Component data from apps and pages
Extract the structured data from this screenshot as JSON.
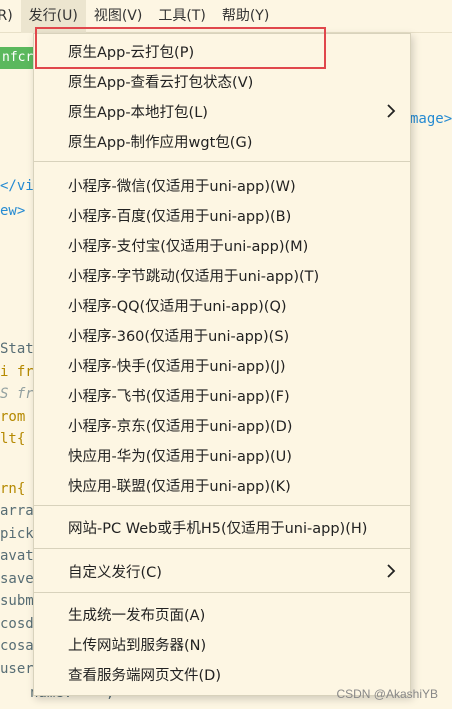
{
  "menubar": {
    "items": [
      {
        "label": "(R)"
      },
      {
        "label": "发行(U)"
      },
      {
        "label": "视图(V)"
      },
      {
        "label": "工具(T)"
      },
      {
        "label": "帮助(Y)"
      }
    ]
  },
  "editor": {
    "lines": [
      {
        "text": "nfcr"
      },
      {
        "text": "mage>"
      },
      {
        "text": "</vi"
      },
      {
        "text": "ew>"
      },
      {
        "text": "Stat"
      },
      {
        "text": "i fr"
      },
      {
        "text": "S fr"
      },
      {
        "text": "rom"
      },
      {
        "text": "lt{"
      },
      {
        "text": "rn{"
      },
      {
        "text": "arra"
      },
      {
        "text": "pick"
      },
      {
        "text": "avat"
      },
      {
        "text": "save"
      },
      {
        "text": "subm"
      },
      {
        "text": "cosd"
      },
      {
        "text": "cosa"
      },
      {
        "text": "user"
      },
      {
        "text": "name:  '',"
      }
    ]
  },
  "dropdown": {
    "groups": [
      [
        {
          "label": "原生App-云打包(P)"
        },
        {
          "label": "原生App-查看云打包状态(V)"
        },
        {
          "label": "原生App-本地打包(L)",
          "submenu": true
        },
        {
          "label": "原生App-制作应用wgt包(G)"
        }
      ],
      [
        {
          "label": "小程序-微信(仅适用于uni-app)(W)"
        },
        {
          "label": "小程序-百度(仅适用于uni-app)(B)"
        },
        {
          "label": "小程序-支付宝(仅适用于uni-app)(M)"
        },
        {
          "label": "小程序-字节跳动(仅适用于uni-app)(T)"
        },
        {
          "label": "小程序-QQ(仅适用于uni-app)(Q)"
        },
        {
          "label": "小程序-360(仅适用于uni-app)(S)"
        },
        {
          "label": "小程序-快手(仅适用于uni-app)(J)"
        },
        {
          "label": "小程序-飞书(仅适用于uni-app)(F)"
        },
        {
          "label": "小程序-京东(仅适用于uni-app)(D)"
        },
        {
          "label": "快应用-华为(仅适用于uni-app)(U)"
        },
        {
          "label": "快应用-联盟(仅适用于uni-app)(K)"
        }
      ],
      [
        {
          "label": "网站-PC Web或手机H5(仅适用于uni-app)(H)"
        }
      ],
      [
        {
          "label": "自定义发行(C)",
          "submenu": true
        }
      ],
      [
        {
          "label": "生成统一发布页面(A)"
        },
        {
          "label": "上传网站到服务器(N)"
        },
        {
          "label": "查看服务端网页文件(D)"
        }
      ]
    ],
    "submenu_arrow": "›"
  },
  "watermark": "CSDN @AkashiYB",
  "colors": {
    "highlight": "#e0474c",
    "menu_bg": "#fdf6e3"
  }
}
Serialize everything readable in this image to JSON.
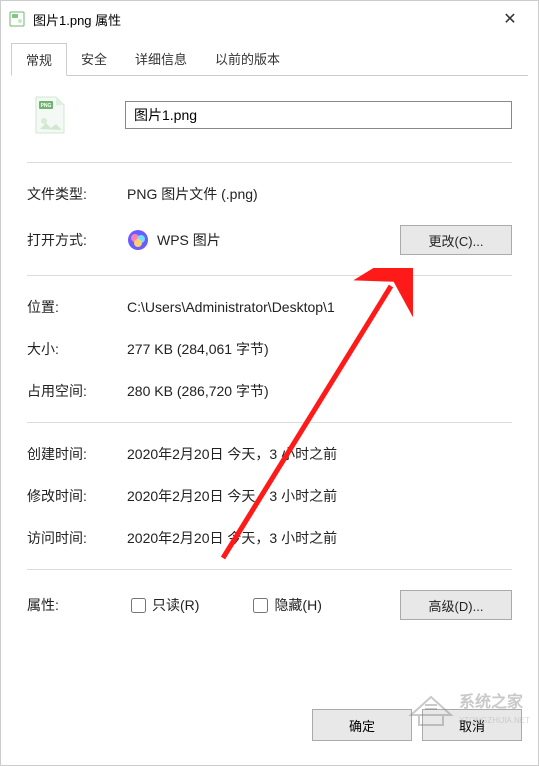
{
  "titlebar": {
    "title": "图片1.png 属性"
  },
  "tabs": [
    {
      "label": "常规",
      "active": true
    },
    {
      "label": "安全",
      "active": false
    },
    {
      "label": "详细信息",
      "active": false
    },
    {
      "label": "以前的版本",
      "active": false
    }
  ],
  "file": {
    "name": "图片1.png",
    "labels": {
      "type": "文件类型:",
      "openwith": "打开方式:",
      "location": "位置:",
      "size": "大小:",
      "sizedisk": "占用空间:",
      "created": "创建时间:",
      "modified": "修改时间:",
      "accessed": "访问时间:",
      "attributes": "属性:"
    },
    "values": {
      "type": "PNG 图片文件 (.png)",
      "openwith_app": "WPS 图片",
      "location": "C:\\Users\\Administrator\\Desktop\\1",
      "size": "277 KB (284,061 字节)",
      "sizedisk": "280 KB (286,720 字节)",
      "created": "2020年2月20日 今天，3 小时之前",
      "modified": "2020年2月20日 今天，3 小时之前",
      "accessed": "2020年2月20日 今天，3 小时之前"
    },
    "buttons": {
      "change": "更改(C)...",
      "advanced": "高级(D)..."
    },
    "checkboxes": {
      "readonly": "只读(R)",
      "hidden": "隐藏(H)"
    }
  },
  "footer": {
    "ok": "确定",
    "cancel": "取消"
  },
  "watermark": {
    "line1": "系统之家",
    "line2": "XTONGZHIJIA.NET"
  }
}
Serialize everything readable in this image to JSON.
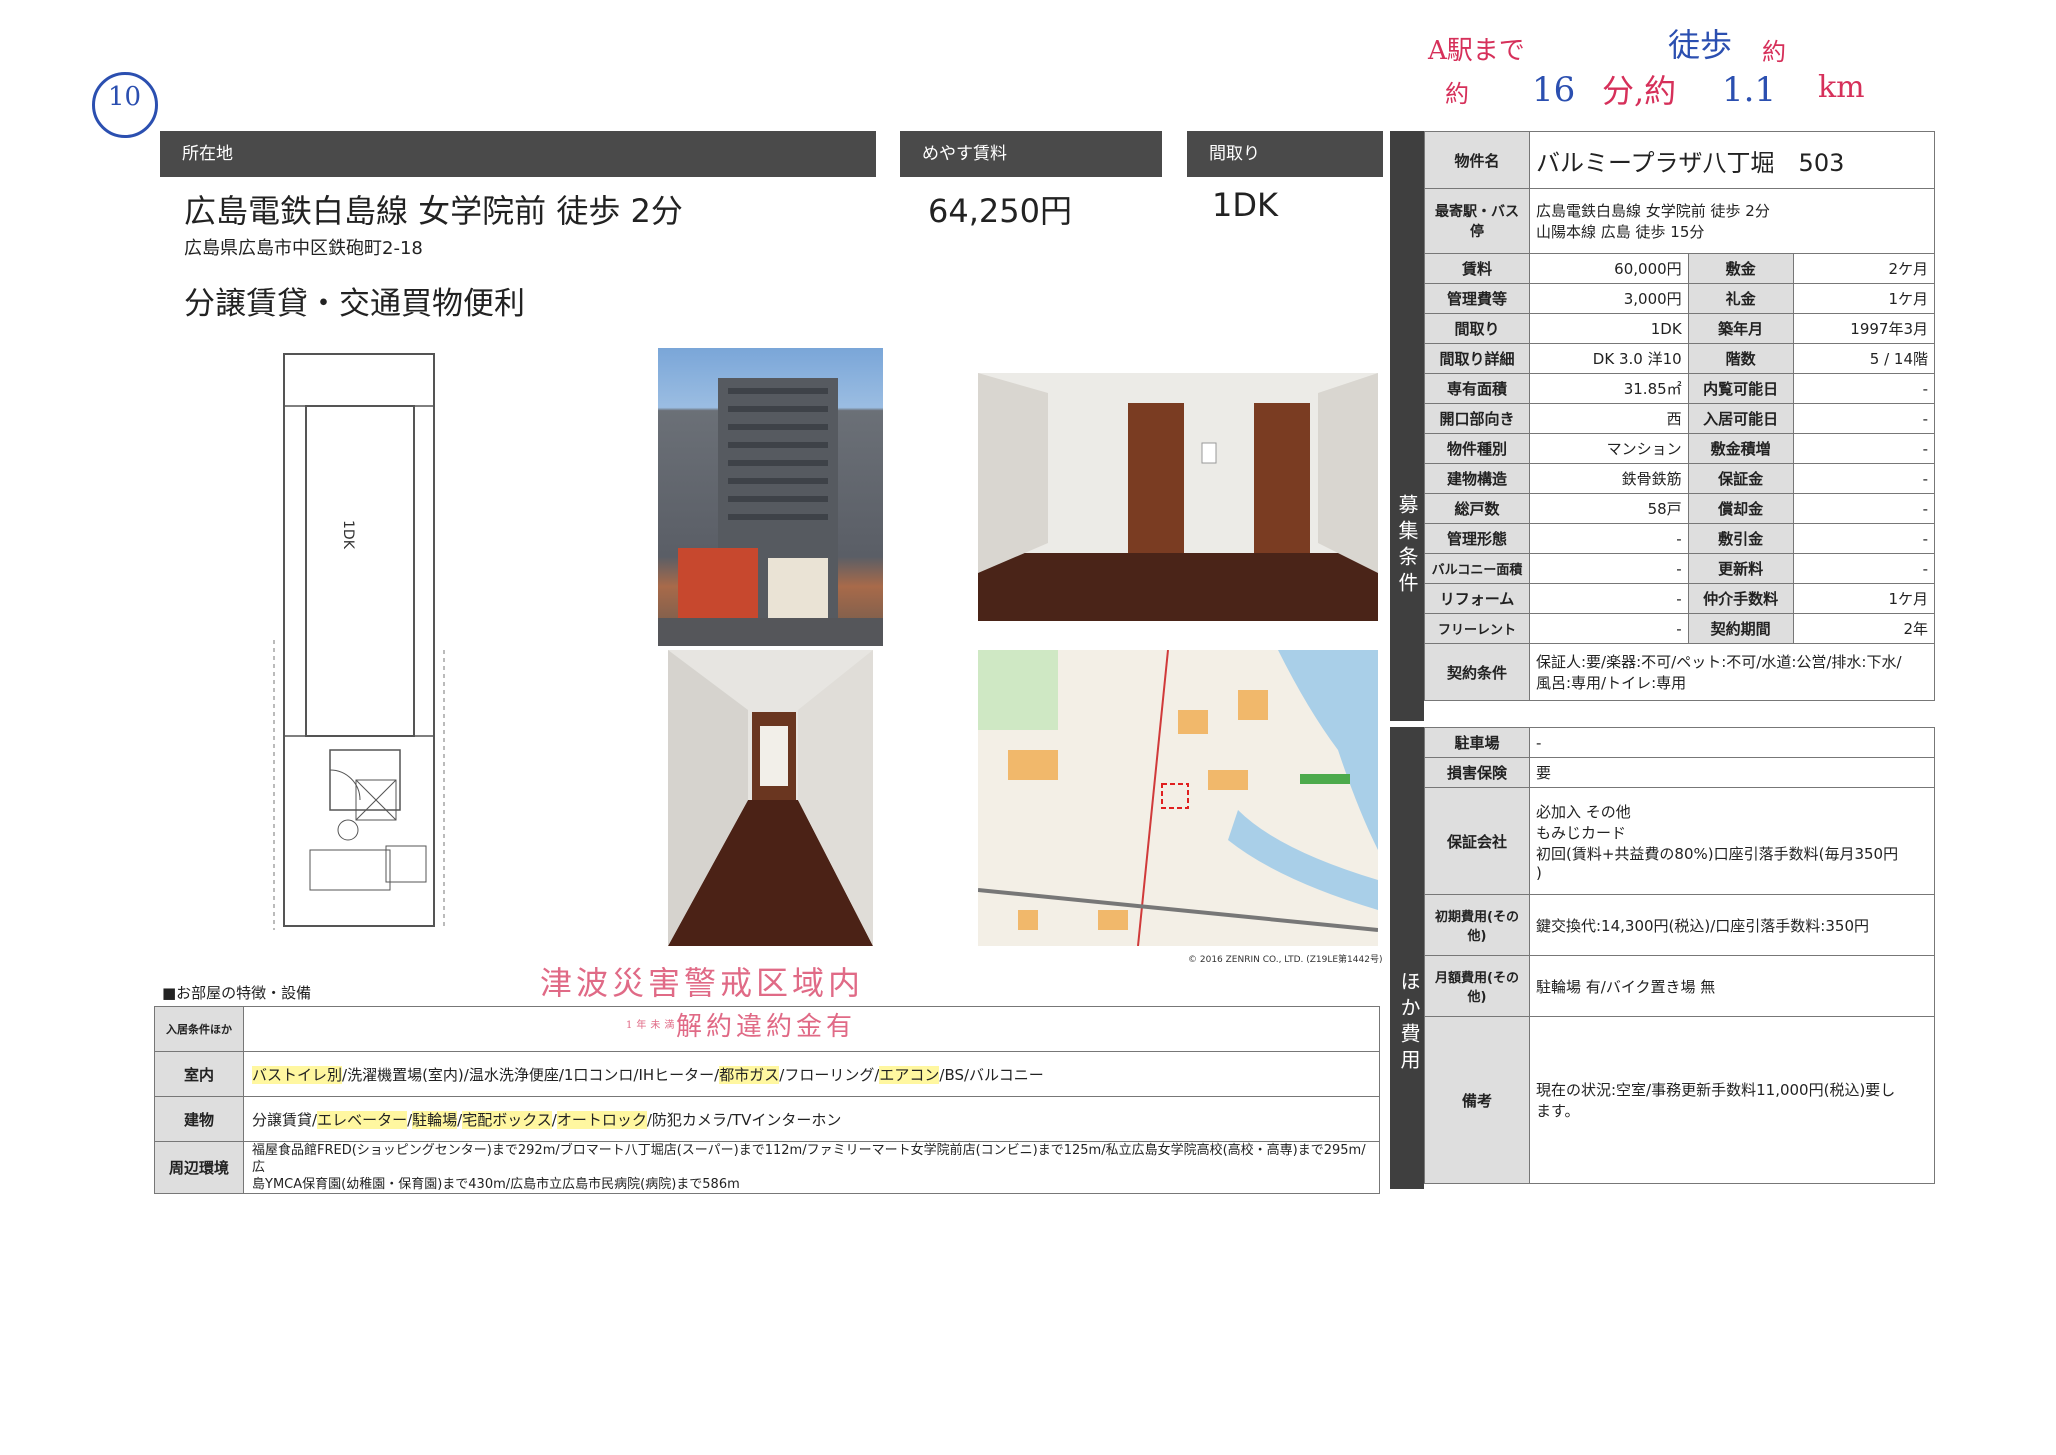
{
  "handwritten": {
    "circle_number": "10",
    "note_line1_red": "A駅まで",
    "note_line1_blue": "徒歩",
    "note_line1_tail": "約",
    "note_line2_prefix": "約",
    "note_minutes": "16",
    "note_unit": "分,約",
    "note_distance": "1.1",
    "note_km": "km"
  },
  "header": {
    "location_label": "所在地",
    "rent_label": "めやす賃料",
    "layout_label": "間取り"
  },
  "summary": {
    "station": "広島電鉄白島線 女学院前 徒歩 2分",
    "address": "広島県広島市中区鉄砲町2-18",
    "rent": "64,250円",
    "layout": "1DK",
    "catchphrase": "分譲賃貸・交通買物便利"
  },
  "floorplan": {
    "label": "1DK"
  },
  "map": {
    "copyright": "© 2016 ZENRIN CO., LTD. (Z19LE第1442号)"
  },
  "stamps": {
    "tsunami": "津波災害警戒区域内",
    "penalty_prefix": "1年未満",
    "penalty": "解約違約金有"
  },
  "property": {
    "name_label": "物件名",
    "name": "バルミープラザ八丁堀　503",
    "station_label": "最寄駅・バス停",
    "station_line1": "広島電鉄白島線 女学院前 徒歩 2分",
    "station_line2": "山陽本線 広島 徒歩 15分"
  },
  "recruit_side": "募集条件",
  "other_side": "ほか費用",
  "conditions": [
    {
      "k1": "賃料",
      "v1": "60,000円",
      "k2": "敷金",
      "v2": "2ケ月"
    },
    {
      "k1": "管理費等",
      "v1": "3,000円",
      "k2": "礼金",
      "v2": "1ケ月"
    },
    {
      "k1": "間取り",
      "v1": "1DK",
      "k2": "築年月",
      "v2": "1997年3月"
    },
    {
      "k1": "間取り詳細",
      "v1": "DK 3.0 洋10",
      "k2": "階数",
      "v2": "5 / 14階"
    },
    {
      "k1": "専有面積",
      "v1": "31.85㎡",
      "k2": "内覧可能日",
      "v2": "-"
    },
    {
      "k1": "開口部向き",
      "v1": "西",
      "k2": "入居可能日",
      "v2": "-"
    },
    {
      "k1": "物件種別",
      "v1": "マンション",
      "k2": "敷金積増",
      "v2": "-"
    },
    {
      "k1": "建物構造",
      "v1": "鉄骨鉄筋",
      "k2": "保証金",
      "v2": "-"
    },
    {
      "k1": "総戸数",
      "v1": "58戸",
      "k2": "償却金",
      "v2": "-"
    },
    {
      "k1": "管理形態",
      "v1": "-",
      "k2": "敷引金",
      "v2": "-"
    },
    {
      "k1": "バルコニー面積",
      "v1": "-",
      "k2": "更新料",
      "v2": "-"
    },
    {
      "k1": "リフォーム",
      "v1": "-",
      "k2": "仲介手数料",
      "v2": "1ケ月"
    },
    {
      "k1": "フリーレント",
      "v1": "-",
      "k2": "契約期間",
      "v2": "2年"
    }
  ],
  "contract": {
    "label": "契約条件",
    "line1": "保証人:要/楽器:不可/ペット:不可/水道:公営/排水:下水/",
    "line2": "風呂:専用/トイレ:専用"
  },
  "others": {
    "parking_label": "駐車場",
    "parking": "-",
    "insurance_label": "損害保険",
    "insurance": "要",
    "guarantor_label": "保証会社",
    "guarantor_line1": "必加入 その他",
    "guarantor_line2": "もみじカード",
    "guarantor_line3": "初回(賃料+共益費の80%)口座引落手数料(毎月350円",
    "guarantor_line4": ")",
    "initial_label": "初期費用(その他)",
    "initial": "鍵交換代:14,300円(税込)/口座引落手数料:350円",
    "monthly_label": "月額費用(その他)",
    "monthly": "駐輪場 有/バイク置き場 無",
    "remarks_label": "備考",
    "remarks_line1": "現在の状況:空室/事務更新手数料11,000円(税込)要し",
    "remarks_line2": "ます。"
  },
  "features": {
    "title": "■お部屋の特徴・設備",
    "move_in_label": "入居条件ほか",
    "indoor_label": "室内",
    "indoor": [
      {
        "text": "バストイレ別",
        "hl": true
      },
      {
        "text": "/洗濯機置場(室内)/温水洗浄便座/1口コンロ/IHヒーター/",
        "hl": false
      },
      {
        "text": "都市ガス",
        "hl": true
      },
      {
        "text": "/フローリング/",
        "hl": false
      },
      {
        "text": "エアコン",
        "hl": true
      },
      {
        "text": "/BS/バルコニー",
        "hl": false
      }
    ],
    "building_label": "建物",
    "building": [
      {
        "text": "分譲賃貸/",
        "hl": false
      },
      {
        "text": "エレベーター",
        "hl": true
      },
      {
        "text": "/",
        "hl": false
      },
      {
        "text": "駐輪場",
        "hl": true
      },
      {
        "text": "/",
        "hl": false
      },
      {
        "text": "宅配ボックス",
        "hl": true
      },
      {
        "text": "/",
        "hl": false
      },
      {
        "text": "オートロック",
        "hl": true
      },
      {
        "text": "/防犯カメラ/TVインターホン",
        "hl": false
      }
    ],
    "surroundings_label": "周辺環境",
    "surroundings_line1": "福屋食品館FRED(ショッピングセンター)まで292m/ブロマート八丁堀店(スーパー)まで112m/ファミリーマート女学院前店(コンビニ)まで125m/私立広島女学院高校(高校・高専)まで295m/広",
    "surroundings_line2": "島YMCA保育園(幼稚園・保育園)まで430m/広島市立広島市民病院(病院)まで586m"
  }
}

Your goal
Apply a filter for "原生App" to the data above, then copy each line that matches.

Exercise output
          "label": "原生App-云打包(P)"
          "label": "原生App-查看云打包状态(V)"
          "label": "原生App-本地打包(L)",
          "label": "原生App-制作应用wgt包(G)"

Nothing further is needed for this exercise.